With federal and state transportation funds dramatically falling off even as regional traffic reaches new records, Bay Area voters are ready to take matters into their own hands. Bay Area Council Poll results released (March 31) today found 70 percent of think the Bay Area needs a major regional investment in transportation, even if it means raising taxes to fund it. They do not appear patient and they want a coordinated measure across the nine counties. A very high 83 percent of voters say they want a traffic treated “like an emergency” and they want Bay Area leaders to “work together” on solutions to be implanted in the next few years, which stands in contrast to a county or city-by-city approach.
Poll results point to the growing intensity of concern.
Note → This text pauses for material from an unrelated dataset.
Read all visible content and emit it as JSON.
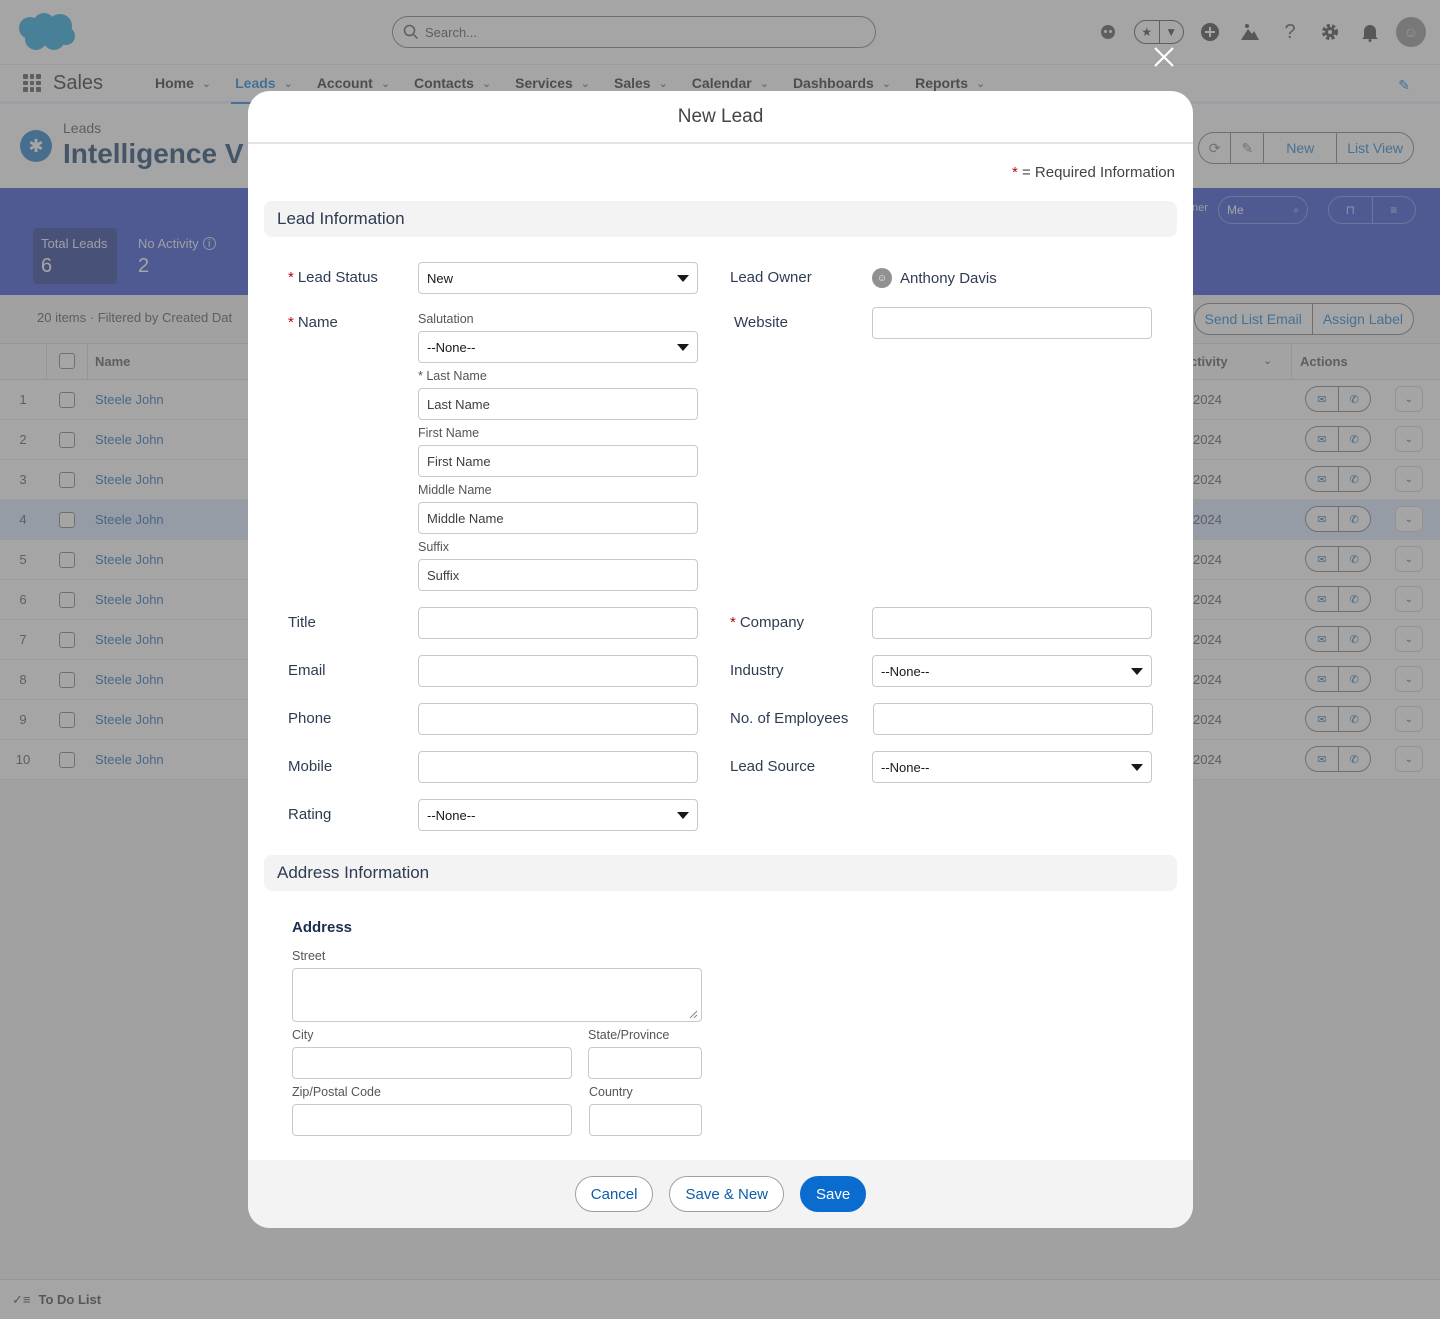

The number of Bay Area voters saying it is harder to get around now than a year ago has climbed 35 points from 2014 to 2017 (25% said it was harder to get around than a year ago in 2014 and 60% say so in 2017). So it should come as no shock that 81 percent agree traffic has reached a crisis level, particularly since the vast majority drive alone to work.
“There is no cavalry we can call on to save us – it is time to take matters into our own hands,” said Bay Area Council President and CEO Jim Wunderman. “With declining state and federal support to address the problem, current plans and funding almost exclusively targeted at maintenance rather than new projects, and an economy that continues to grow, the pressure on our roads and highways and mass transits system is unbearable. It’s reflected in just about every national traffic ranking and packed-to-the-gills ridership numbers on BART, Caltrain, ferries and other systems. We’re well past the point of small patches and little fixes, we need to go big. We will huddle with our region’s leaders to find a strategy we all can agree on, and act.”
Agreement about the severity of the problem is almost universal, regardless of age, gender, county and many other criteria. Since 2014, the percentage of voters listing traffic among their top three concerns from a list of issues in the region has jumped from 29 percent to 41 percent.
The disgust with traffic congestion comes even as more residents seem to be using other modes of transportation for commuting and other purposes like going to school and running errands. The Bay Area Council Poll found that 20 percent of residents use carpools at least two to three times a week, up from 12 percent in 2014, while those walking has increased from 27 percent to 43 percent over the same time period.
Ridesharing services like Lyft and Uber are also beginning to make headway, with 33 percent of poll respondents saying they use them a few times a month or more, compared to 15 percent in 2015. Further evidence that ridesharing is moving to the mainstream is reflected in the huge decline of people who say they’ve never used them, down from 68 percent in 2015 to 36 percent in 2017.
There’s also growing acceptance of driverless and electric vehicle technologies. The Bay Area Council Poll found that 52 percent of residents would ride in a driverless car, up from 46 percent in 2015. Still, there are doubters. The poll found that 21 percent strongly disagree they would be willing to ride in a driverless car, up slightly from 19 percent in 2015. Meanwhile, the percentage who somewhat disagree has decreased, indicating that some of the increase in willingness to ride in a driverless car overall may have come from residents who had previously been lukewarm about the idea of relinquishing control of the wheel.
Not surprisingly, the biggest fans of driverless cars were millennials (18-39). The poll found that 60 percent of millennials would be willing to use a driverless car, compared to 50 percent among those aged 40-64, and 44 percent among those aged 65 years and up.
And while some automotive prognosticators had boldly said that driverless cars will be zooming around Bay Area roads in the next five years, the Bay Area Council Poll found that only eight percent agree with that timeline for having the majority of cars on the road be driverless, and the average prediction for having a majority driverless cars was in 16.25 years.
The 2017 Bay Area Council Poll, which was conducted online by Oakland-based public opinion research firm EMC Research from Jan. 24 through Feb. 1, surveyed 1,000 registered voters from around the nine-county Bay Area about a range of issues related to economic growth, housing and transportation, drought, education and workforce.